_Action item_: Check each line of the material that follows, and copy those holding the string "returns".

■ ■ ■ ■

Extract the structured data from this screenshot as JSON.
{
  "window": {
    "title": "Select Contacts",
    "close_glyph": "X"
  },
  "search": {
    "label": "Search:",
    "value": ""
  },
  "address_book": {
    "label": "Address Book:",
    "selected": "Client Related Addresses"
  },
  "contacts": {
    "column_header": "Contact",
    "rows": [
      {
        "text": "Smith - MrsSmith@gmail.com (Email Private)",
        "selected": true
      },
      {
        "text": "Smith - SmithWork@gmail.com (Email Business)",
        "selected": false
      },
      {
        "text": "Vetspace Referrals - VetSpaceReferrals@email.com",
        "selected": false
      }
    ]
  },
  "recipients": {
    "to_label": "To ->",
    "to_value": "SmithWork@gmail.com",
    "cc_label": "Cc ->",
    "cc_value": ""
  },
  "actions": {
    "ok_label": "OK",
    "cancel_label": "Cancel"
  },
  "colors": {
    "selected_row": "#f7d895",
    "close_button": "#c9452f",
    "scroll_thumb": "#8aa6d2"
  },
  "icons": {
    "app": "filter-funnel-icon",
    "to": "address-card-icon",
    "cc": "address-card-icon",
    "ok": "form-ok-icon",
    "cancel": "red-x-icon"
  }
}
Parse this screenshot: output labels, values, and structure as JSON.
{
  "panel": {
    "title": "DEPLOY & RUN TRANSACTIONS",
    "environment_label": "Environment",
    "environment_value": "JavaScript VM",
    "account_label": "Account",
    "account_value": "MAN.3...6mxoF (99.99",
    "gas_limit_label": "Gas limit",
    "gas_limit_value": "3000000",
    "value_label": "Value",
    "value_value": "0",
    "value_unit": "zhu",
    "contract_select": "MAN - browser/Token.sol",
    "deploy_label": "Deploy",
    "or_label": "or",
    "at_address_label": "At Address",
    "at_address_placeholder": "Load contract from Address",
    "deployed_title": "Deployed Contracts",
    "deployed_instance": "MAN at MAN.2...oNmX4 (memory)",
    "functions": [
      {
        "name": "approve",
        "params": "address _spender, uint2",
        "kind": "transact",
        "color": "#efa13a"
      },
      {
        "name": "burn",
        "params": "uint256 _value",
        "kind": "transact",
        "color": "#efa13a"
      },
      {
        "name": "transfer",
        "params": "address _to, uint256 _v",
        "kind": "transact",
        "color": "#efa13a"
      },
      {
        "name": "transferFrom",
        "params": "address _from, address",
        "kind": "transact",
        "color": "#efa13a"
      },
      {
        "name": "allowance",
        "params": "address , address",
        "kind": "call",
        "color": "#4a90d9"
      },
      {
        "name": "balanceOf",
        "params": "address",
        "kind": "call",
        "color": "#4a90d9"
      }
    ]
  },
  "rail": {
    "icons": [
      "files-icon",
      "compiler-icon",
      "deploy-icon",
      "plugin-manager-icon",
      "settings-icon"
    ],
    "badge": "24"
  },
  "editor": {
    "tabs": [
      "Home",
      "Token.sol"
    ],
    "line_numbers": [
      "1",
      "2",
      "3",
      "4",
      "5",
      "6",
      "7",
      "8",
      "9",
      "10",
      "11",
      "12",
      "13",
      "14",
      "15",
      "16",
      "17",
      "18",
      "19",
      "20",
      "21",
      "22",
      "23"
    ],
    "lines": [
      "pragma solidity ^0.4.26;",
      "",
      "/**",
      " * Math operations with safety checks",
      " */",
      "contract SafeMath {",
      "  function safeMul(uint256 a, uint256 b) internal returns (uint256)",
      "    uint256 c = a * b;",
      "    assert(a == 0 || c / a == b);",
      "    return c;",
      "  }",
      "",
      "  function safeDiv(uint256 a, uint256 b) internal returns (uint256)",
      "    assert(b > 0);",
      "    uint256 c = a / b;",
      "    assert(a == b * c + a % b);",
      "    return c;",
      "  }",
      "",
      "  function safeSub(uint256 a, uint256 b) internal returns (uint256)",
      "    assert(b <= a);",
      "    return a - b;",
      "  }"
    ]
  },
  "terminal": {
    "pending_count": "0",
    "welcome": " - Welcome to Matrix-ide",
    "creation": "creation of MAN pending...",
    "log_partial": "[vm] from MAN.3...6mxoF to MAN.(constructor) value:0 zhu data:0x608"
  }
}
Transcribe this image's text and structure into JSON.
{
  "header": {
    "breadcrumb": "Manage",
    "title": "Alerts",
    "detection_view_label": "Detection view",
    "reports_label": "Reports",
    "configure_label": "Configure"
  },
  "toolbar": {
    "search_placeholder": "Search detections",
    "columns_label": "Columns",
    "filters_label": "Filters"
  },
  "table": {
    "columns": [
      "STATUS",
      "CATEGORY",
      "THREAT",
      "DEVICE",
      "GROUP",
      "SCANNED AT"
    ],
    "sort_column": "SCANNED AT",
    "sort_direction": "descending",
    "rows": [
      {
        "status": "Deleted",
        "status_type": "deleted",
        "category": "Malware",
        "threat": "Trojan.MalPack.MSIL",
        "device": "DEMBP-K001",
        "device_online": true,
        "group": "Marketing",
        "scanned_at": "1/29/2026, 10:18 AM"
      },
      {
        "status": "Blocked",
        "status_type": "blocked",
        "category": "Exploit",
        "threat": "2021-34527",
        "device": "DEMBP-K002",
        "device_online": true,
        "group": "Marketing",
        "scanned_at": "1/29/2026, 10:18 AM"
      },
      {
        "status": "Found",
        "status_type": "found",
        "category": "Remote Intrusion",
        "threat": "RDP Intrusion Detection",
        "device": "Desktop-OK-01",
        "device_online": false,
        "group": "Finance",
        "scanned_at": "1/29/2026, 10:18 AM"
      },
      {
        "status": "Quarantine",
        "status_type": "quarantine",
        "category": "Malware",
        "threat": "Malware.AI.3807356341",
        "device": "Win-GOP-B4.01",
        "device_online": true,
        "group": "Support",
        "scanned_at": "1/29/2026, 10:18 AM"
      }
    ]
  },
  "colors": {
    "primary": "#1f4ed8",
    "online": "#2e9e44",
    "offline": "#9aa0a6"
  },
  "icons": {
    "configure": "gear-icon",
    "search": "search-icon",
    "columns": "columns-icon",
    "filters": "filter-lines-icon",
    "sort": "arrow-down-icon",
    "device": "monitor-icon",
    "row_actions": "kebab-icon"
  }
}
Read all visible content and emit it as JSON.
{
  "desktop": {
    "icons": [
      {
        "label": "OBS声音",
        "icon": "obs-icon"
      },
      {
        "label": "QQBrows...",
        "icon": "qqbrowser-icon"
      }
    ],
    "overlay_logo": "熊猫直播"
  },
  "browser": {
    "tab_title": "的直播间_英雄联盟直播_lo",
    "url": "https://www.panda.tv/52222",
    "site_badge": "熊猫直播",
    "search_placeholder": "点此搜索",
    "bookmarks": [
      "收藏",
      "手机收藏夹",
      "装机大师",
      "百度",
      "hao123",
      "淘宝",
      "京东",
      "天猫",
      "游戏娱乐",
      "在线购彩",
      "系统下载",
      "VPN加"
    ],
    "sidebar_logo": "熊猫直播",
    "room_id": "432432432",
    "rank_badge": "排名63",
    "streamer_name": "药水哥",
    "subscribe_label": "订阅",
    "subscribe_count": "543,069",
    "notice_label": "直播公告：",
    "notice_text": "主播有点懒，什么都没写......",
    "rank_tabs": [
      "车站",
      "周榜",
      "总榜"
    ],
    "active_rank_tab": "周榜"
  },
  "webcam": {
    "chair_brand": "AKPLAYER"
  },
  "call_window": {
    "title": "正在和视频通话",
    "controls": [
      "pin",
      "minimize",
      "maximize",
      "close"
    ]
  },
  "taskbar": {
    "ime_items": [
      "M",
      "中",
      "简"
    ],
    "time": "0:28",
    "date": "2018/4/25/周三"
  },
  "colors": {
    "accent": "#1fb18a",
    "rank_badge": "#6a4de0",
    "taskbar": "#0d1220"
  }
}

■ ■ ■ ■

_The completed task_:
      "  function safeMul(uint256 a, uint256 b) internal returns (uint256)",
      "  function safeDiv(uint256 a, uint256 b) internal returns (uint256)",
      "  function safeSub(uint256 a, uint256 b) internal returns (uint256)",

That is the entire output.